At Raphael House, drama lessons encourage the sharing of stories and the diversity resulting from the students’ own personal biographies. We aim to use a range of texts, with a strong focus on using local or national playwrights in order to be culturally located within Aotearoa. Students work both collaboratively and individually to develop, communicate and interpret ideas, develop practical knowledge and understand contexts.

The Class 10 and Class 12 plays enable a whole class to take on both acting and production responsibilities. In Waldorf education, the class plays are an integral part of the curriculum, providing a coherent opportunity for students to develop as both individuals and as a group.

Drama is art in action, providing students with a three-fold expression of their ideas. In doing so, our students’ creativity is stimulated by a scaffolded approach to drama work, enabling them to take risks in a safe environment, leading to a sense of hauora, well-being. By sharing their own perspectives and building these into dramatic work, students are empowered to view their world from new perspectives and gain confidence in their own ability to express themselves.

As well as creating their own drama for viewing and presenting, students are introduced to the works of a range of playwrights and performance artists through classroom study and Education Outside the Classroom,  attending NZ Festival events and live theatre within the Wellington region.

 

Upper School Drama Curriculum Progression
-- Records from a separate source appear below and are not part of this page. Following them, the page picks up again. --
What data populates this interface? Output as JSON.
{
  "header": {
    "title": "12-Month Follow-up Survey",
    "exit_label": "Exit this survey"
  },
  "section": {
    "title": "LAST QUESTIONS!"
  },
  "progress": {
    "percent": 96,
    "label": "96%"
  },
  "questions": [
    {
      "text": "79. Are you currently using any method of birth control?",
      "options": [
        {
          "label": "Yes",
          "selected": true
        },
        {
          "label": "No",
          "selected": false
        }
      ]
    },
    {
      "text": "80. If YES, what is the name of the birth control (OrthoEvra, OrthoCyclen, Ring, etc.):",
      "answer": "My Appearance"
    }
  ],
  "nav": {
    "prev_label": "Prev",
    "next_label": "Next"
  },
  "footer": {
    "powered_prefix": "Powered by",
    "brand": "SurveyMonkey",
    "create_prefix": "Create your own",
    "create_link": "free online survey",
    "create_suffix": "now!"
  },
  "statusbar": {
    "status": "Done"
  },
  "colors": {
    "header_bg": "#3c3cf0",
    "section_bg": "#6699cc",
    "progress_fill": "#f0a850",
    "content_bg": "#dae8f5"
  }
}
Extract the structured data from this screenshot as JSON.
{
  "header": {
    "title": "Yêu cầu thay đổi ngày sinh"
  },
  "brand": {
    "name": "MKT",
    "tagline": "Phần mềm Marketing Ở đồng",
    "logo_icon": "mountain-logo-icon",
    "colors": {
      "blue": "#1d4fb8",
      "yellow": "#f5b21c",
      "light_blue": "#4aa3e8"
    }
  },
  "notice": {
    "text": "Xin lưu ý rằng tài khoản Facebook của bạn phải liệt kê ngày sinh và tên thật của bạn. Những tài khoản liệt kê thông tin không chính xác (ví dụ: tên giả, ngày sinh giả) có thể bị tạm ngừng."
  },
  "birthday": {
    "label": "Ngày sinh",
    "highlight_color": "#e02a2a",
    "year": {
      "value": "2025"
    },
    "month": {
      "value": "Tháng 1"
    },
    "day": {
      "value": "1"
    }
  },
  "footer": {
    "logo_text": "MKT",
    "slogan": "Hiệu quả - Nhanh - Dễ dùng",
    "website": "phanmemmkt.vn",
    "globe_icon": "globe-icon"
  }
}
In our Upper School Drama curriculum, we engage the students in performance based work, integrating the learning of elements, techniques, conventions and technologies of drama into our unit planning. We are also conscious of the developmental qualities of each class and work with these in our lessons.

Upper School Drama practice lessons have their foundation in the rich oral tradition and class plays of the Lower School curriculum. Class 8 (Threshold) and 9 (Polarities) begin to work on using dramatic techniques in a more conscious way, and the focus in these lessons is on the overall manaakitanga within the class and maintaining a safe environment in which to work. Most work is done in small groups with the exception of whole class warm ups. In Class 9, the Tragedy and Comedy Main Lesson combines inquiry learning with performance. The students research and present information on the history of drama from Ancient Greek beginnings to modern day theatre and simultaneously work on a clowning performance for the Kindergarten children, which they present at the end of the Main Lesson.

In Class 10 (Balance), there are currently no Drama practice lessons however the whole class is given four weeks, usually at the end of Term 2 where they are released from their usual timetable in order to produce the Class 10 Play. This play is usually selected by the teacher and casting is often done therapeutically, in order to provide individuals with the challenges that they need. The play is usually a very positive experience for both the students as individuals and for the whole class, deepening their understanding and appreciation of their own and others’ capacities.

In Class 11 (Analysis), Drama is currently offered as an elective for two double spells each week. Over the course of the year, the students are assessed for two SSC Learning Outcomes. The class have a lot of input into the selection of their material and the students’ preferences are taken into account when designing assessment tasks. This year, in Terms 1 and 2, the students devised a drama entitled “Nga purakau o Aotearoa” – Stories of Aotearoa which is a collection of Maori myths and songs. This was performed to the Lower School in Term 2. In Terms 3 and 4, the students elected to work on two one-act plays At this level, students are expected to confidently combine elements, techniques and conventions of drama.

In Class 12 (Synthesis), Drama is also offered as an elective for two double spells each week. As in Class 11, the students are assessed for two SSC Learning Outcomes over the course of the year. The first assessment task requires the students to produce a group performance, usually scripted, while the other asks the students to research, write and perform their own monologues. This is the culmination of their dramatic journey, exploring what it means to be human while simultaneously owning the space in a solo performance. At this level, students are expected to confidently integrate elements, techniques and conventions of drama. The Class 12 play is also a significant landmark in terms of dramatic development – students are released from classes for four weeks to focus on producing their play. Where in Class 10, students were given some responsibility for production tasks, in Class 12, the students take on substantial production roles and work with their director to produce the play.